Over the past few years I have been compiling a list of places in Portland that fly the city’s flag. When it started in 2011 the flag could be seen only in a handful of places: city hall, the Portland Building, Pioneer Courthouse Square, the Oregon Convention Center, Jefferson Office Park, and the Portland Timbers’ stadium (only on game days). It’s grown to 23 entries, greatly helped by a decision by the city government to fly the flag at every Portland Fire and Rescue station across the city.
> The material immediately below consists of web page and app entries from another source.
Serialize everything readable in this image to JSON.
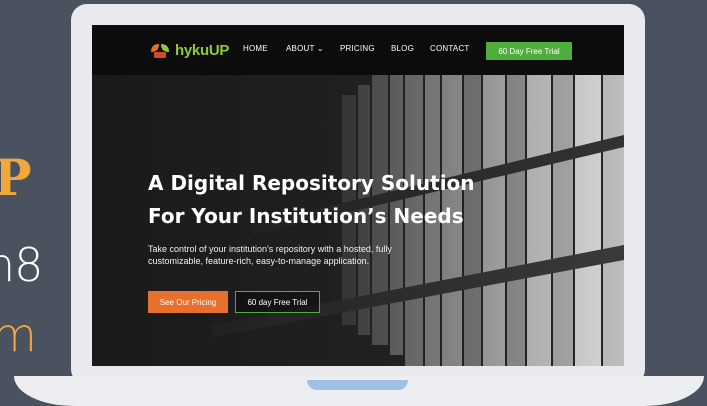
{
  "side": {
    "p": "P",
    "n8": "n8",
    "m": "m"
  },
  "nav": {
    "logo_part1": "hyku",
    "logo_part2": "UP",
    "items": [
      {
        "label": "HOME"
      },
      {
        "label": "ABOUT ⌄"
      },
      {
        "label": "PRICING"
      },
      {
        "label": "BLOG"
      },
      {
        "label": "CONTACT"
      }
    ],
    "cta": "60 Day Free Trial"
  },
  "hero": {
    "title_line1": "A Digital Repository Solution",
    "title_line2": "For Your Institution’s Needs",
    "subtitle": "Take control of your institution's repository with a hosted, fully customizable, feature-rich, easy-to-manage application.",
    "primary_button": "See Our Pricing",
    "secondary_button": "60 day Free Trial"
  },
  "colors": {
    "background": "#4a5260",
    "accent_orange": "#e8702e",
    "accent_green": "#4fae3b",
    "side_text_orange": "#f2a73b"
  }
}
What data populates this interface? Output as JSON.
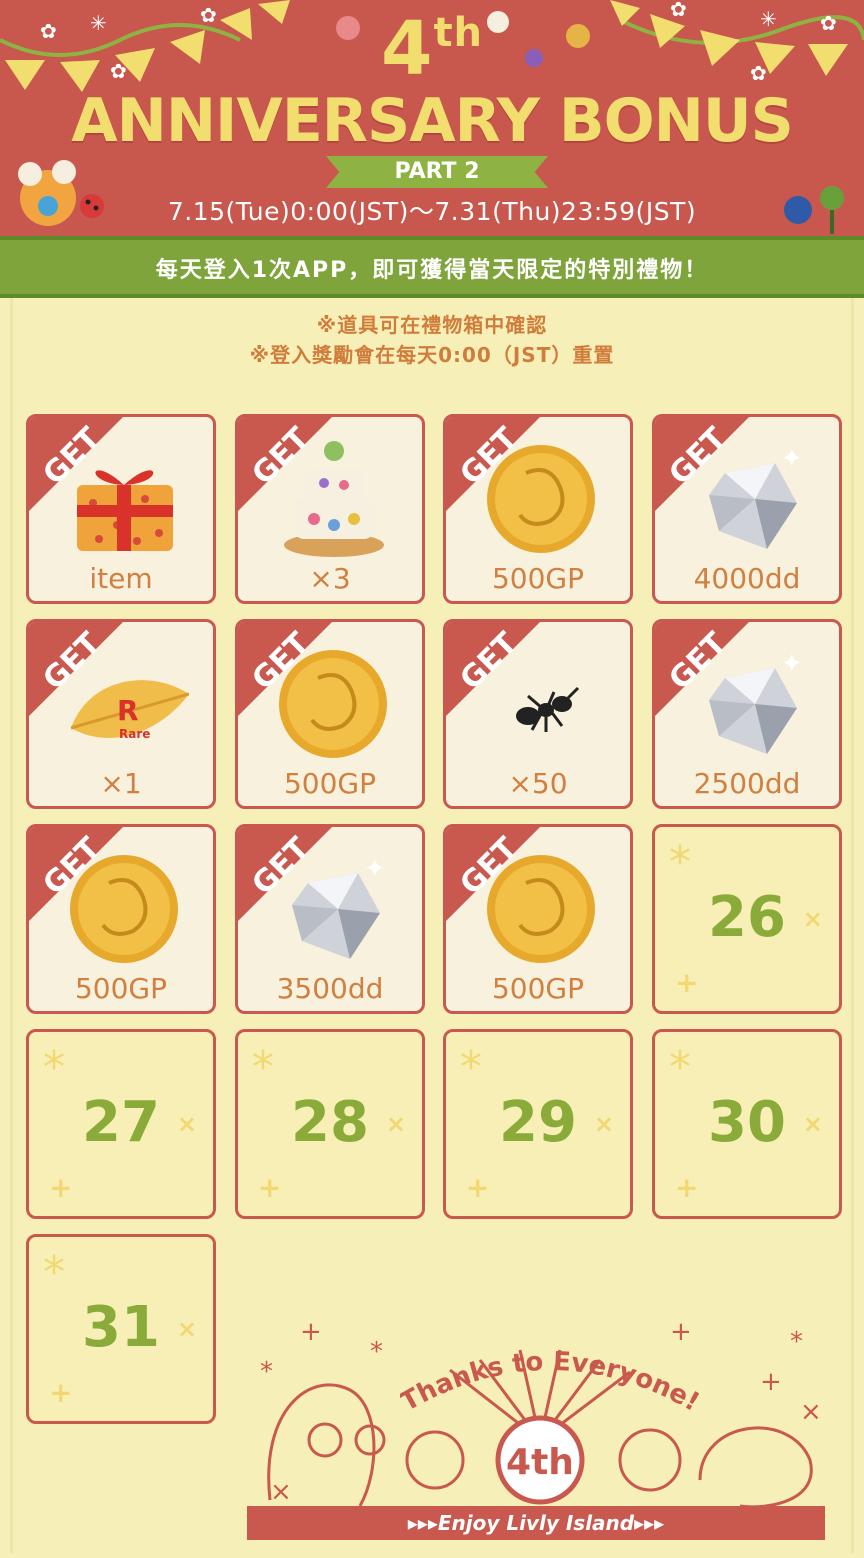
{
  "header": {
    "title_4th": "4",
    "title_4th_suffix": "th",
    "title_main": "ANNIVERSARY BONUS",
    "part": "PART 2",
    "date_range": "7.15(Tue)0:00(JST)～7.31(Thu)23:59(JST)"
  },
  "banner_message": "每天登入1次APP，即可獲得當天限定的特別禮物！",
  "notes": [
    "※道具可在禮物箱中確認",
    "※登入獎勵會在每天0:00（JST）重置"
  ],
  "get_label": "GET",
  "rewards": [
    {
      "label": "item",
      "icon": "gift-box-icon",
      "got": true
    },
    {
      "label": "×3",
      "icon": "flower-cake-icon",
      "got": true
    },
    {
      "label": "500GP",
      "icon": "gold-coin-icon",
      "got": true
    },
    {
      "label": "4000dd",
      "icon": "diamond-icon",
      "got": true
    },
    {
      "label": "×1",
      "icon": "rare-leaf-icon",
      "got": true
    },
    {
      "label": "500GP",
      "icon": "gold-coin-icon",
      "got": true
    },
    {
      "label": "×50",
      "icon": "ant-icon",
      "got": true
    },
    {
      "label": "2500dd",
      "icon": "diamond-icon",
      "got": true
    },
    {
      "label": "500GP",
      "icon": "gold-coin-icon",
      "got": true
    },
    {
      "label": "3500dd",
      "icon": "diamond-icon",
      "got": true
    },
    {
      "label": "500GP",
      "icon": "gold-coin-icon",
      "got": true
    }
  ],
  "future_days": [
    "26",
    "27",
    "28",
    "29",
    "30",
    "31"
  ],
  "footer": {
    "thanks": "Thanks to Everyone!",
    "badge": "4th",
    "enjoy": "▸▸▸Enjoy Livly Island▸▸▸"
  },
  "colors": {
    "header_red": "#c8574e",
    "title_yellow": "#f1de6e",
    "green": "#7fa43c",
    "card_border": "#c9584f",
    "note_orange": "#d07d3c",
    "day_green": "#8aab3a"
  }
}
What’s keeping more hotels, restaurants, and other places that have invested in flag poles from flying the flag? Perhaps there’s a misunderstanding that the flag represents only the city government, rather than the city and its people as a whole. It may have started out as the former, but now is certainly the latter, in no small measure due to the fans of the Portland Timbers’ enthusiastic adoption of the flag.
There may also be a misunderstanding that in order to fly the Portland flag, it must be accompanied by the US and Oregon flags. Flag etiquette does require these “outranking” flags to be given more respect than the city flag, e.g., by literally flying them above it on a shared pole. But there is no rule of etiquette saying the Portland flag can’t be flown by itself, or only with the US flag (as is the case at most of the Portland Fire and Rescue stations), or only with the Oregon flag for that matter.
The biggest factor limiting the public display of the Portland flag is probably not misunderstanding, but simply understanding that Portland has a flag. Every time the Portland flag is raised in a new locale, used in merchandising or advertising, or spreads through word of mouth, public recognition grows. This “virtuous cycle” is underway.